::: Data shown
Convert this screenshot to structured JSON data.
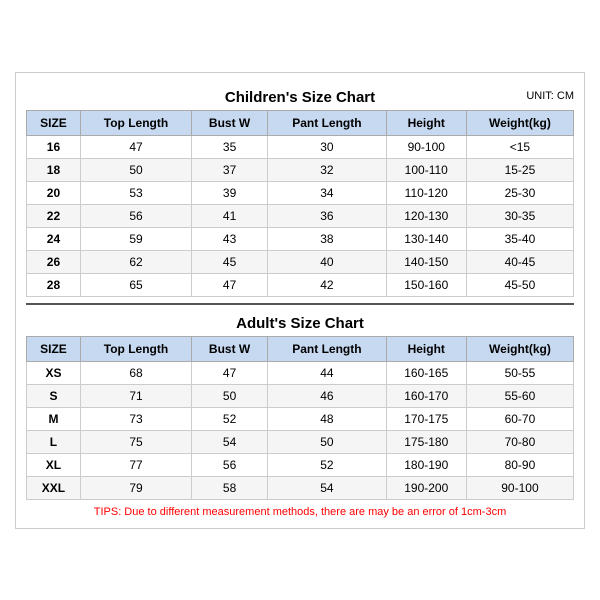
{
  "children_title": "Children's Size Chart",
  "adult_title": "Adult's Size Chart",
  "unit": "UNIT: CM",
  "children_headers": [
    "SIZE",
    "Top Length",
    "Bust W",
    "Pant Length",
    "Height",
    "Weight(kg)"
  ],
  "children_rows": [
    [
      "16",
      "47",
      "35",
      "30",
      "90-100",
      "<15"
    ],
    [
      "18",
      "50",
      "37",
      "32",
      "100-110",
      "15-25"
    ],
    [
      "20",
      "53",
      "39",
      "34",
      "110-120",
      "25-30"
    ],
    [
      "22",
      "56",
      "41",
      "36",
      "120-130",
      "30-35"
    ],
    [
      "24",
      "59",
      "43",
      "38",
      "130-140",
      "35-40"
    ],
    [
      "26",
      "62",
      "45",
      "40",
      "140-150",
      "40-45"
    ],
    [
      "28",
      "65",
      "47",
      "42",
      "150-160",
      "45-50"
    ]
  ],
  "adult_headers": [
    "SIZE",
    "Top Length",
    "Bust W",
    "Pant Length",
    "Height",
    "Weight(kg)"
  ],
  "adult_rows": [
    [
      "XS",
      "68",
      "47",
      "44",
      "160-165",
      "50-55"
    ],
    [
      "S",
      "71",
      "50",
      "46",
      "160-170",
      "55-60"
    ],
    [
      "M",
      "73",
      "52",
      "48",
      "170-175",
      "60-70"
    ],
    [
      "L",
      "75",
      "54",
      "50",
      "175-180",
      "70-80"
    ],
    [
      "XL",
      "77",
      "56",
      "52",
      "180-190",
      "80-90"
    ],
    [
      "XXL",
      "79",
      "58",
      "54",
      "190-200",
      "90-100"
    ]
  ],
  "tips": "TIPS: Due to different measurement methods, there are may be an error of 1cm-3cm"
}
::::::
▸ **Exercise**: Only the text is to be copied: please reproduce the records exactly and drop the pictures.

▸ **Answer to this exercise**:
Convert this screenshot to structured JSON data.
{
  "children_title": "Children's Size Chart",
  "adult_title": "Adult's Size Chart",
  "unit": "UNIT: CM",
  "children_headers": [
    "SIZE",
    "Top Length",
    "Bust W",
    "Pant Length",
    "Height",
    "Weight(kg)"
  ],
  "children_rows": [
    [
      "16",
      "47",
      "35",
      "30",
      "90-100",
      "<15"
    ],
    [
      "18",
      "50",
      "37",
      "32",
      "100-110",
      "15-25"
    ],
    [
      "20",
      "53",
      "39",
      "34",
      "110-120",
      "25-30"
    ],
    [
      "22",
      "56",
      "41",
      "36",
      "120-130",
      "30-35"
    ],
    [
      "24",
      "59",
      "43",
      "38",
      "130-140",
      "35-40"
    ],
    [
      "26",
      "62",
      "45",
      "40",
      "140-150",
      "40-45"
    ],
    [
      "28",
      "65",
      "47",
      "42",
      "150-160",
      "45-50"
    ]
  ],
  "adult_headers": [
    "SIZE",
    "Top Length",
    "Bust W",
    "Pant Length",
    "Height",
    "Weight(kg)"
  ],
  "adult_rows": [
    [
      "XS",
      "68",
      "47",
      "44",
      "160-165",
      "50-55"
    ],
    [
      "S",
      "71",
      "50",
      "46",
      "160-170",
      "55-60"
    ],
    [
      "M",
      "73",
      "52",
      "48",
      "170-175",
      "60-70"
    ],
    [
      "L",
      "75",
      "54",
      "50",
      "175-180",
      "70-80"
    ],
    [
      "XL",
      "77",
      "56",
      "52",
      "180-190",
      "80-90"
    ],
    [
      "XXL",
      "79",
      "58",
      "54",
      "190-200",
      "90-100"
    ]
  ],
  "tips": "TIPS: Due to different measurement methods, there are may be an error of 1cm-3cm"
}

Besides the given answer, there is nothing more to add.